5 Excuses that Keep You Away from Yoga & Why You Can Let Them Go.
For those who feel as I once did, that beginning a yoga practice is intimidating, too challenging, not challenging enough, or an otherwise uncomfortable undertaking, I want to share some of my experience and knowledge, in the hopes that it might make yoga more approachable. I believe that yoga can offer healing, fitness, and fun for everybody, and I want to help you get there. I’ll start with the first line of resistance to starting a new physical practice: excuses.
I could write an entire book on yoga excuses, because I’ve tried almost all of them myself. Here are some of the ones I’ve tried—and the ones I most commonly hear as a teacher:
1. I’m not flexible.
This was my main cop-out excuse before I got into yoga. When I tried out Karen’s classes, I saw women move gracefully and easily into and out of yoga poses like natural ballerinas or synchronized swimmers. Meanwhile I looked like the Tin Man in downward dog; my joints practically squeaked out loud. I looked at the other students, who seemed to move so easily, and thought, I could never do that.
But it isn’t true. You don’t need to be flexible to do yoga. The magic of yoga is that no matter how flexible (or stiff) you are, you can still do a full yoga practice, build strength, increase mobility, and feel amazing afterward.
2. I’m too busy.
The crazier our lives feel, the more important it is to take time for ourselves. I know that endless to-do list all too well, and it can seem like taking time out for yoga will just make the day busier, or make it impossible to get it all done. But, paradoxically, the opposite is true. When I schedule yoga into my day, I find that I get more done, more efficiently. Yoga helps me focus my attention only on what’s important.

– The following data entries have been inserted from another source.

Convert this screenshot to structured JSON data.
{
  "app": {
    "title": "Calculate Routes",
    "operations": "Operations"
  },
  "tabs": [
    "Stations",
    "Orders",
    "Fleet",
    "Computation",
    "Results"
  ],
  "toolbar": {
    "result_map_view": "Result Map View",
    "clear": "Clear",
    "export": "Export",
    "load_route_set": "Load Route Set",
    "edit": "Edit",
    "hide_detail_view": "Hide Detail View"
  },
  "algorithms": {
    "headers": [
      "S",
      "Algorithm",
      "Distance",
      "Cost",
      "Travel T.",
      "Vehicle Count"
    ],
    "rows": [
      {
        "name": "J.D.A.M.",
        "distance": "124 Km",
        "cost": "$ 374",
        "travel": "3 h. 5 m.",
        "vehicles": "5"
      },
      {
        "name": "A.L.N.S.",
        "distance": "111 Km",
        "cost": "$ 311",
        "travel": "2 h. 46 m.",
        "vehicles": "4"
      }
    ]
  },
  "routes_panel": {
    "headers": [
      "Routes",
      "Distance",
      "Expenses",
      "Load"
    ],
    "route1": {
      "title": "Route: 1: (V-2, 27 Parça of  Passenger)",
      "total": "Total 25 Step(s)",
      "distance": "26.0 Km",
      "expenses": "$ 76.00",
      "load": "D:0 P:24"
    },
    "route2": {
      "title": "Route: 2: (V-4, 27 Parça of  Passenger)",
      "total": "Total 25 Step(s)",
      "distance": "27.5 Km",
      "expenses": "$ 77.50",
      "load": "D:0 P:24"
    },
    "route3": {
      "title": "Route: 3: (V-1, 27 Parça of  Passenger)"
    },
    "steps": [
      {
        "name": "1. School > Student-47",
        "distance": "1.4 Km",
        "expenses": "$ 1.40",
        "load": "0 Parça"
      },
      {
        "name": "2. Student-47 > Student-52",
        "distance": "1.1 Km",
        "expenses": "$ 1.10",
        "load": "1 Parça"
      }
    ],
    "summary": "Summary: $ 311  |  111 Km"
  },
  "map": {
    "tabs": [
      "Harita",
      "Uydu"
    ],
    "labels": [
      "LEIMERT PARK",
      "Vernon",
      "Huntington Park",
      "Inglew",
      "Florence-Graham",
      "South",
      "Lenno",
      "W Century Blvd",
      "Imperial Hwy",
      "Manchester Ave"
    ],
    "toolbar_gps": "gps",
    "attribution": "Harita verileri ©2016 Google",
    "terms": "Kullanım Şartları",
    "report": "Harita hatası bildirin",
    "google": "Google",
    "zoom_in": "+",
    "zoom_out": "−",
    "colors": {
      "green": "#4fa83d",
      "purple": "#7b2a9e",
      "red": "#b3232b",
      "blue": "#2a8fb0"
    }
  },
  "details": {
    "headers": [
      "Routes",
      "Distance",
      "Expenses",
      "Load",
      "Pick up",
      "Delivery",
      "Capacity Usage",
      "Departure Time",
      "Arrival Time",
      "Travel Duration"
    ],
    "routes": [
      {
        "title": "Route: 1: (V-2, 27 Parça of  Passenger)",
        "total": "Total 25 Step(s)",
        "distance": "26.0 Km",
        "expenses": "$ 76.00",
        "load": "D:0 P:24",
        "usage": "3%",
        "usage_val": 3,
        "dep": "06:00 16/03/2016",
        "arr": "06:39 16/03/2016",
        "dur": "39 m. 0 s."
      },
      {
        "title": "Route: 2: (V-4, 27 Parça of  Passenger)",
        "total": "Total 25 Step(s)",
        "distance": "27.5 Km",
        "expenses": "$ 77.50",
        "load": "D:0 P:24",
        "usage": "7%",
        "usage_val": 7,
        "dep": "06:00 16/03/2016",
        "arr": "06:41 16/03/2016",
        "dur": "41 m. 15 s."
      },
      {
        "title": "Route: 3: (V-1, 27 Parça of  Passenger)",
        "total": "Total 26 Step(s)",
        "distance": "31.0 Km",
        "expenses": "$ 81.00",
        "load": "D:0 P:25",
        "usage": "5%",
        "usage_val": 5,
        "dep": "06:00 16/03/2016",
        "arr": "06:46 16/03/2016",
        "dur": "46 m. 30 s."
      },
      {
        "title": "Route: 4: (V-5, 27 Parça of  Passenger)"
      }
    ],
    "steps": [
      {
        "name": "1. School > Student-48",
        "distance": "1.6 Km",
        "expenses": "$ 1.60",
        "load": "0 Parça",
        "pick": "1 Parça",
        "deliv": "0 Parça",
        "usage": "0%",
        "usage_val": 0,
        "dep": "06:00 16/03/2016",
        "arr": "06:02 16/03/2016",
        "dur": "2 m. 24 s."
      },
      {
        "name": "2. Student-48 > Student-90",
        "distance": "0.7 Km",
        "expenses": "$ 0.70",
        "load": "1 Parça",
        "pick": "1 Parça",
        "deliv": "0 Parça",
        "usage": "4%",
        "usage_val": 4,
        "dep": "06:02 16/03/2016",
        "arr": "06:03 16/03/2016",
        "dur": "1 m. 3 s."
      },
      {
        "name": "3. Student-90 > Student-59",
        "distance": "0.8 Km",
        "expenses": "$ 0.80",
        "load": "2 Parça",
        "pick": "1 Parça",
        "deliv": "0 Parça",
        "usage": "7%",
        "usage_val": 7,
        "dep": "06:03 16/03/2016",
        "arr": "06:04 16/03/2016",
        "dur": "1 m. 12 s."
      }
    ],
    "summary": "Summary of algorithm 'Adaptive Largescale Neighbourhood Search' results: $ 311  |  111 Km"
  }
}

A ninety-day study in Germany looked at two groups of women. One group practiced yoga twice a week for ninety minutes; the other group maintained their normal activities. The women in the yoga group reported reductions in perceived stress, depression, anxiety, and fatigue, and improvements in energy levels and well-being. I find that time-wasters such as surfing the web or social media fall by the wayside when I’m more mindful and alert. There are many days when I feel completely overwhelmed, like I’m being pulled in every single direction, and on those days I sometimes consider skipping yoga. But after just thirty minutes of practice, it’s like I’ve hit a giant life-reset button. I feel relaxed, calm, and inspired. And I always ask myself, Why did you even consider skipping yoga?
3. I don’t look like a “yoga person.”
There is no yoga type. When I started teaching, I wondered if I needed to grow a beard, dress in all white, have a halo, and cover my wrists in mala beads to look the part. It’s open to all body types, all ages, and any clothes that you find comfortable. People who practice yoga come in all shapes and sizes and from all backgrounds, diets, skin colors, occupations, incomes, etc.
4. I have too many injuries.
Yoga is healthy and safe for every human; there are no contraindications. Many people who practice yoga have injuries. Every body is different, and we all have different injuries and weaknesses and strengths. There are ways to modify the poses so that your body has a chance to heal. If you have injuries or ailments, it can help to speak with an experienced yoga teacher to figure out which modifications are appropriate, or which poses you may need to avoid so as to protect sensitive or injured areas.
Today, there are many yoga teachers who are trained to work with specific health issues such as cancer, PTSD, Parkinson’s, and more. If you need this kind of specialized instruction, do some research to find a qualified teacher and talk to your doctor.
5. I’m intimidated by yoga studios.
Many of our students tell us this story about how scared they were the first time they came to one of our studios. I’ve never done it before. Everyone will look at me and laugh as I try to do a yoga pose. Or: I will suck at yoga. I’ll be the worst one in class. Or: I am afraid to try something new.
These fears are common and valid. Trying something—anything—new is scary! It’s important to acknowledge that you may feel intimidated walking into that first class, and that’s okay. You’re having a normal response to a new and unknown situation. But I’d encourage you to try a class despite that fear, because I’m pretty sure you’ll find that as soon as you walk in and get settled on your mat, it isn’t as scary as you thought.
Most yoga studios emphasize a non-judgmental community atmosphere. Most yoga studios have friendly and supportive environments. And you can socialize as much or as little as you wish. Most people are so focused on what they are doing in yoga that they have no time to even look around at others. It’s like all of life: we so often think people are sitting around criticizing us, when really they’re just worrying about themselves.
That said, I can’t vouch for every single yoga studio having the right supportive environment for every student. You need to find the right fit for you. If after checking out a studio you don’t feel comfortable, you can try another one. Plus there are countless options if a studio is not your thing. Look for yoga at community centers, parks, gyms, online, etc. There are hundreds of ways to make yoga a part of your life, and it’s just a matter of finding what works for you.